6. Major party affiliations are a canker on democracy. Both our nations define themselves by party affiliations to some extent, but whenever I've been in the US I've been shocked at how strongly the line between "democrat" and "republican" is drawn.
Of course, in reality both major parties in both our nations are merely two arms of the "business party". So defining yourself as "left" or "right" is meaningless and counter-productive.
Furthermore, parties have to have "leaders", and leaders focus attention onto one individual, and away from the party. This is a bad thing, as it gets the people looking at one man with limited power, when they should be looking at a party
with a great deal of power. So we have a "culture of individuals" in politics, which merely functions as a distraction from the truth.
By totally abolishing party affiliations, individual local representatives would no longer be forced to go along with the will of their party, but would instead go along with the will of their people
. A fully independent system of representation might well be more expensive and time-consuming to run than a major-party system, but expense is hardly an issue when you're striving for such an important thing: democracy.
So any one of these changes would move us closer to democracy. All of these changes at once would result in quite a democratic system, with people involved with their politicians at a local level, with politicians elected in a more fair and balanced way, with politicians performing the will of their constituents and ONLY the will of their constituents, with the will of each district combining to form the will of the nation, and would result in a nation which really WOULD have a moral right to lecture the rest of the world on freedom and democracy. We currently have no such right.
Could we make it work? We'd have to try to find out. But our current system doesn't "work", unless you happen to be one of the financial elite.
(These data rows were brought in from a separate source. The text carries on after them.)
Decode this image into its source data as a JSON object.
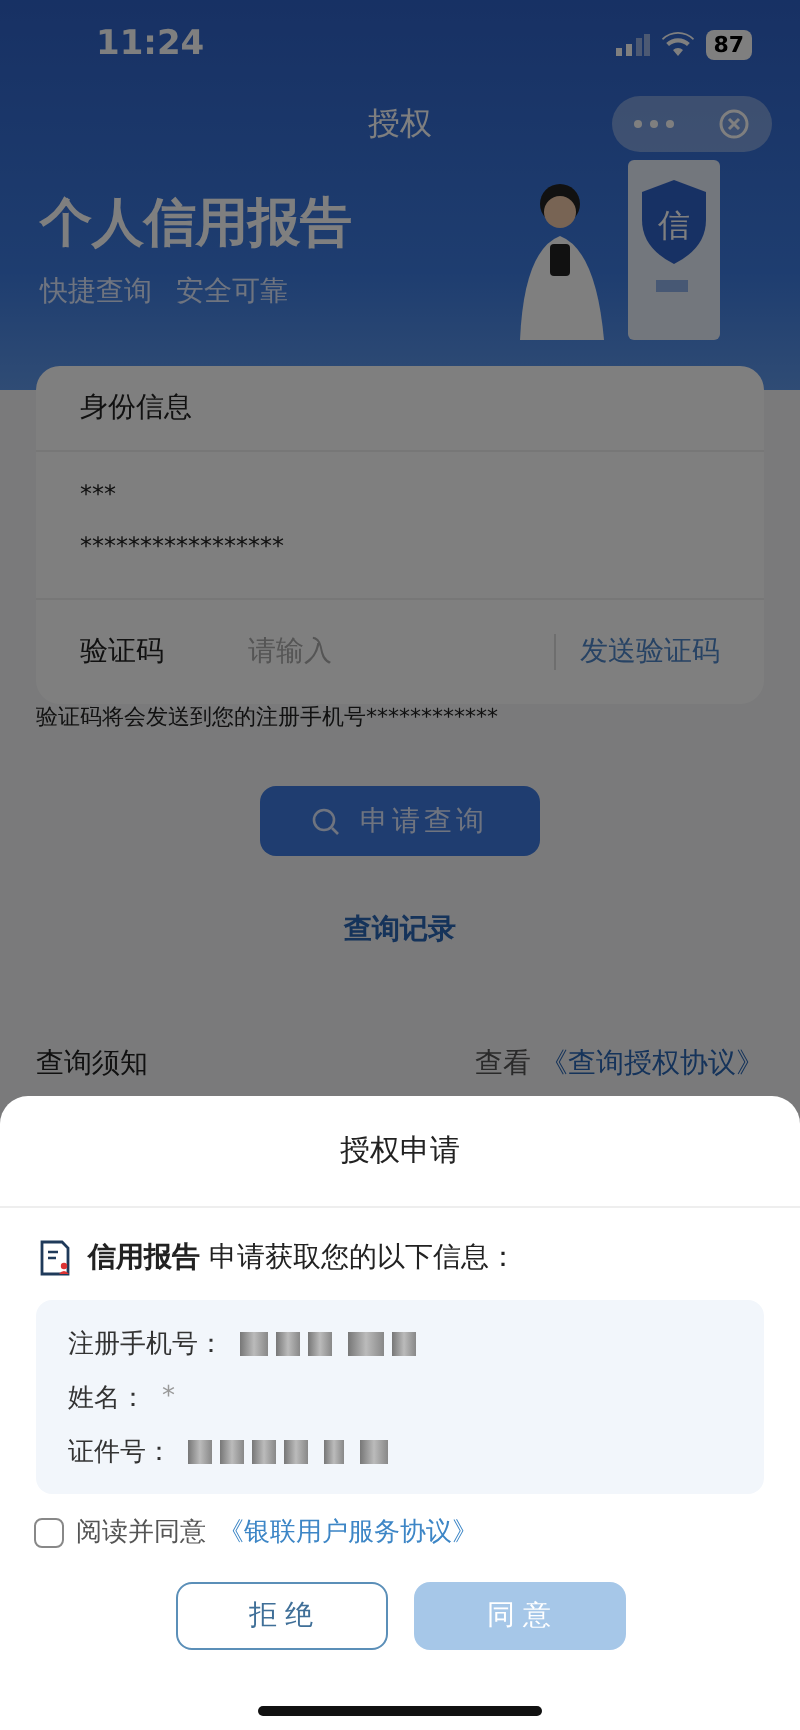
{
  "status_bar": {
    "time": "11:24",
    "battery": "87"
  },
  "nav": {
    "title": "授权"
  },
  "banner": {
    "title": "个人信用报告",
    "tagline_1": "快捷查询",
    "tagline_2": "安全可靠",
    "badge": "信"
  },
  "identity_card": {
    "heading": "身份信息",
    "name": "***",
    "id_number": "*****************",
    "code_label": "验证码",
    "code_placeholder": "请输入",
    "send_code": "发送验证码"
  },
  "hint": "验证码将会发送到您的注册手机号************",
  "query_button": "申请查询",
  "records_link": "查询记录",
  "notice": {
    "title": "查询须知",
    "link_prefix": "查看",
    "link": "《查询授权协议》"
  },
  "sheet": {
    "title": "授权申请",
    "source": "信用报告",
    "request": "申请获取您的以下信息：",
    "fields": [
      {
        "label": "注册手机号："
      },
      {
        "label": "姓名：",
        "value": "*"
      },
      {
        "label": "证件号："
      }
    ],
    "agreement": {
      "checked": false,
      "text": "阅读并同意",
      "link": "《银联用户服务协议》"
    },
    "buttons": [
      {
        "label": "拒 绝",
        "kind": "outline",
        "disabled": false
      },
      {
        "label": "同 意",
        "kind": "primary",
        "disabled": true
      }
    ]
  }
}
Which, judging by the fact that we're all on the internet... we probably are. However, the fact that I do pretty well out of a corrupt system doesn't mean I want it to continue. I have morals, after all.